Friends of Chrissy’s from the “Conch Republic Navy” in Key West were organizing earthquake relief supplies to take to Haiti and were looking for willing boats capable of carrying the cargo. We volunteered to join the flotilla and loaded 4555lbs of food relief aboard at the “Western Union” dock on the schooner wharf.
Of the four boats to sail under the Conch Republic flag, all leaving from Key West (Conch Republic) and all headed to the same destination port on Ile de la Gonave; we were the first to load and subsequently first to set sail.
Other boats from an international organization called “Oceans Watch” took food and hospital supplies from different places in the U.S. and Caribbean to various ports in Haiti. This is a photo of the Westsail 42′ “Hiatus” who set sail from Key West the same day we did, and whom we traveled with as far as Georgetown in the Bahamas.
Georgetown, in the Bahamas is unique…. there are a lot of cruising boats from all over hanging out there for different reasons. While we were waiting for the other boats in the flotilla……
Kimberly and Bruce of “lost Marbles” (ex “nice n’ easy“) were waiting for mail and helping clean out an old houseboat full of treasures.
This was also the first time we met the cal 29′ “Dorothy ann“
we waited in George town for the other boats with cargo to arrive and then all left for Isle De La Gonave Haiti together. See my “Haitian Relief 2010” page for more photos and info on the project.
UNLOADING CARGO IN HAITI:
The village we went to on Isle de la Gonave had no safe place for us to enter the reef, or anchor, so the beautiful hand-built, engineless, electronicsless, expertly-sailed Haitian boats came out to meet us 2 miles offshore to unload the cargo. The three other C.R.N boats arrived first and were unloaded by this larger sloop. We were not there yet -these photos were pirated from other flotilla members “facebook”pages.
Arriving too late at night to approach the reef, we spent the night drifting off shore and came in to unload at dawn. The wind and chop made it too difficult for the bigger sailboat to get to us so we unloaded into smaller dugout canoues and fishing dorys.
FLOTILLA RENDEZ-VOUS IN JAMAICA:
While in Jamaica the crew of “En Caval” and I decided to take a biketrip up into the hills to some waterfalls. It was definitly a needed change of pace and a great way to see some of Jamaica further from the coast. I can only think of two justifiable reasons for such a big boat: carying cargo, and bringing my bikes!

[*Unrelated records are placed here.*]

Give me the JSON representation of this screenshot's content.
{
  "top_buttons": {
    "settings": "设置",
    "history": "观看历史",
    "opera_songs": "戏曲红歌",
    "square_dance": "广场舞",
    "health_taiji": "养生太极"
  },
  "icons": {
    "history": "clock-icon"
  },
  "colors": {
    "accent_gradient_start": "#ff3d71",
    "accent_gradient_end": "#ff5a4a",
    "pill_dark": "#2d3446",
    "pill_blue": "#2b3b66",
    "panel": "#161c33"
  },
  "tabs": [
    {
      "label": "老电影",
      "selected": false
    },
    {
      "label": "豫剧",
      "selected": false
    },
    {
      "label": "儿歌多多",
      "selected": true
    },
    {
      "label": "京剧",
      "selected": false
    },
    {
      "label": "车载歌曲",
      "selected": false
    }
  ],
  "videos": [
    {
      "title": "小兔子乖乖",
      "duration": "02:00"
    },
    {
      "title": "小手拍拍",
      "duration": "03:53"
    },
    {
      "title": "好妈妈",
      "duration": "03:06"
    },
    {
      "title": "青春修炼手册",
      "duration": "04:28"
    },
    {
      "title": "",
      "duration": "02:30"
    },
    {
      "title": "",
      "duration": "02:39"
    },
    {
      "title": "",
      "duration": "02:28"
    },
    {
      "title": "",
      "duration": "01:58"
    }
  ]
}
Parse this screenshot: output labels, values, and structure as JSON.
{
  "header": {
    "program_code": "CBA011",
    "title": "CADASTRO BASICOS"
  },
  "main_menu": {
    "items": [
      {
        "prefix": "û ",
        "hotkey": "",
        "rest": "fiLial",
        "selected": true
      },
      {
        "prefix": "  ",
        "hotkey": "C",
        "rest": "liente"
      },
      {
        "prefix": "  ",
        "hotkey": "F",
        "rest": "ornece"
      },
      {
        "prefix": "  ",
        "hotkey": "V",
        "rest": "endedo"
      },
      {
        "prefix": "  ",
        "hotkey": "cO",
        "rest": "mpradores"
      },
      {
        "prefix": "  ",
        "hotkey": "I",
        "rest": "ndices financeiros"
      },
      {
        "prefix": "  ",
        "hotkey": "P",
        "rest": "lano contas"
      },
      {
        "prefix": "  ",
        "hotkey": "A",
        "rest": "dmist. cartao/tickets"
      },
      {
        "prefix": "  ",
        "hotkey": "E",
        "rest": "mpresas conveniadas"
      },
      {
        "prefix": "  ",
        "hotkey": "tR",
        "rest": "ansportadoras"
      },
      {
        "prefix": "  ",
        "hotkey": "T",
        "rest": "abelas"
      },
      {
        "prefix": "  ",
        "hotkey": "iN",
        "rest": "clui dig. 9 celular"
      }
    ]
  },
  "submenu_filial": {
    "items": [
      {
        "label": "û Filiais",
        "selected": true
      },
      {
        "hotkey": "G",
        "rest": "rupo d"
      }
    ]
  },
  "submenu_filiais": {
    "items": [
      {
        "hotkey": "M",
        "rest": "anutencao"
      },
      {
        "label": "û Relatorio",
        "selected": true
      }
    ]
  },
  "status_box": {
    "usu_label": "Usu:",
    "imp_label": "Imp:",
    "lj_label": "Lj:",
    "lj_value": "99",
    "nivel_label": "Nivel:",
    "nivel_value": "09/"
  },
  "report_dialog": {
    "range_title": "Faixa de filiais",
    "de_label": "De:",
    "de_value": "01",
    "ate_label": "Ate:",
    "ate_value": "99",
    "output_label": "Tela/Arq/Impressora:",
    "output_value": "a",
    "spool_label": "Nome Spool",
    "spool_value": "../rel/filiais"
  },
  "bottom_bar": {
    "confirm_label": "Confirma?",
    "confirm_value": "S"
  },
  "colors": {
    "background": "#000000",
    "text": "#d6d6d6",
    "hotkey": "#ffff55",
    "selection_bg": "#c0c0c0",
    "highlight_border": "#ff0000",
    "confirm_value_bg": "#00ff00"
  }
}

CONTINUING TO MEXICO:
Once in New Orleans we decided to anchor out in Lake Pontchartrain. It was fun to be near the city and ride our bikes to town and the quarter. It was great to be able to invite friends out to the boat. Our chosen “anchorage”, however, was bad holding and mostly unprotected. It was stressful to be there and not as social as we would have hoped. Guests invited aboard were often seasick. It finally got old when one night Scout (the dighy) got stolen from under the bridge she was locked to. We (luckily) found her the next afternoon up at the other end of Bayou St John by the art museum. She was definitely worse for wear, having had the lock smashed through the bench, been dragged over at least one lock and probably capsized. but still the beloved Scout.